Because we lived inside the gulag, we were not really acquainted with how the Soviets were living in general, but it was obvious that Soviet fought seriously exhausting wars-- all the young men were taken to the war, and the ones remaining were children, old people, and the ones who were returned due to the injury in the war.
The same conditions are probably found in any other countries, but any need for the army is the priority during the war, and the way of living for the common people goes down to the minimum. I remember that in Japan, there was a famous phrase for everyone to remember during the war, “Until we win, we will not say we want something.” In reality, the life of the Japanese was already suppressed even without the need of remembering such a phrase. Gas for the cars was described as “a drop of blood,” so it was never available for common people. We were also encouraged to scrape off the pine trees to gain oil from the roots of the pine trees.
I could tell the life for the Soviets were also extremely poor. They barely had access to bread, but meat, fish and sugar were truly difficult to find.
Children running around the gulag were saying, “I will become captives when I grow up.” They said so because they were envious of the Japanese who were receiving meat and sugar. When we went to the store in the gulag, there was nothing we really wanted to buy, but I used to find many things like perfumes to spread on the floor, which was totally unnecessary. I realized it was the result of the gap between demand and supply in the system of planned economy. Vodka was extremely expensive probably because the manufacture was limited. It was priced as 100 rubles per 1 litter. We really tried so hard to obtain Vodka in such a circumstance.
This is what we did: we secretly carried a canteen under the fur coat at the time we were going out to receive food for our units, and just when we went through the gate, we handed the canteen to a vendor of the store. Then the next time we went through the same gate, we received back the canteen full of Vodka. However, one day, one of our group members was caught as he was carrying the canteen. He was taken to be kept in a guard house for heavy equipment. Since he was not given any food, my friend Yamaguchi and I quickly manufactured a copy of the key,which a guard loaned us, in order to take food for him.
Many of the Soviet women were slender and pretty in their twenties even though they did not seem they had much available in their lifestyle. However, after that, most of them began to gain a lot of weight. Their arms seemed strong enough to take care of men’s work. Underneath the fur coat, they wore clothes as thin as summer clothes. I really wondered if it was warm enough for them, but they seemed okay.
Many houses had walls made of logs. There were double windows and inside was warm because they warmed it by pechka (Russian stove). So when we looked at their house from outside, it looked very pretty. They seemed to have enough bread and potatoes, but seemed they could not get meat or fish as often.
In February of 1946, twenty of us Japanese were made to walk in the snow from our gulag to the Kizunnel station.
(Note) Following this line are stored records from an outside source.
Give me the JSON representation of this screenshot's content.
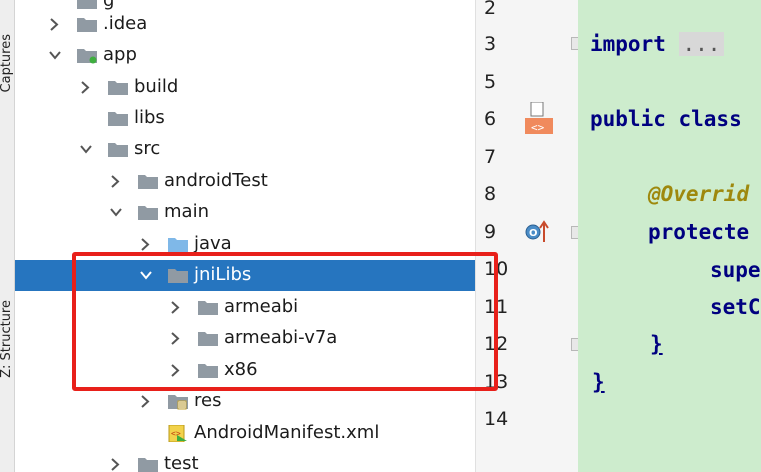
{
  "side_tabs": {
    "captures": "Captures",
    "structure": "Z: Structure"
  },
  "project_tree": {
    "items": [
      {
        "label": "g",
        "arrow": "none",
        "icon": "folder-icon",
        "state": "partial"
      },
      {
        "label": ".idea",
        "arrow": "right",
        "icon": "folder-icon"
      },
      {
        "label": "app",
        "arrow": "down",
        "icon": "module-folder-icon"
      },
      {
        "label": "build",
        "arrow": "right",
        "icon": "folder-icon"
      },
      {
        "label": "libs",
        "arrow": "none",
        "icon": "folder-icon"
      },
      {
        "label": "src",
        "arrow": "down",
        "icon": "folder-icon"
      },
      {
        "label": "androidTest",
        "arrow": "right",
        "icon": "folder-icon"
      },
      {
        "label": "main",
        "arrow": "down",
        "icon": "folder-icon"
      },
      {
        "label": "java",
        "arrow": "right",
        "icon": "source-folder-icon"
      },
      {
        "label": "jniLibs",
        "arrow": "down",
        "icon": "folder-icon",
        "selected": true
      },
      {
        "label": "armeabi",
        "arrow": "right",
        "icon": "folder-icon"
      },
      {
        "label": "armeabi-v7a",
        "arrow": "right",
        "icon": "folder-icon"
      },
      {
        "label": "x86",
        "arrow": "right",
        "icon": "folder-icon"
      },
      {
        "label": "res",
        "arrow": "right",
        "icon": "resource-folder-icon"
      },
      {
        "label": "AndroidManifest.xml",
        "arrow": "none",
        "icon": "manifest-file-icon"
      },
      {
        "label": "test",
        "arrow": "right",
        "icon": "folder-icon"
      }
    ]
  },
  "gutter": {
    "line_numbers": [
      "2",
      "3",
      "5",
      "6",
      "7",
      "8",
      "9",
      "10",
      "11",
      "12",
      "13",
      "14"
    ]
  },
  "code": {
    "import_kw": "import",
    "import_folded": "...",
    "class_decl": "public class",
    "annotation": "@Overrid",
    "protected_kw": "protecte",
    "super_kw": "supe",
    "setcontent": "setC",
    "close_brace_inner": "}",
    "close_brace_outer": "}"
  },
  "colors": {
    "selection": "#2675bf",
    "highlight_box": "#e8201a",
    "code_background": "#cdeccd",
    "keyword": "#000080",
    "annotation": "#9e880d"
  }
}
One night, while we were staying over at a villagers’ home, I woke up to go to the bathroom and heard some noise as if somebody was eating something in the kitchen. I wondered what it was and peeked at the kitchen. What I found was the mother making her children lick the bones of the herrings that we did not finish. There must have been some more left to eat. It really made me realize they hardly had any fish to eat and how the life of the Soviets was tough as well. The salted herrings were what we took from the gulag.
There was one channel of the cable broadcasted radio. It was not a time of TV yet. Inside the gulag, there was a factory of wood. The army unit specializing in manufacturing was working to repair buildings there, and at the same time, they were making chests of drawers and chairs for the military officers in the administration bureau.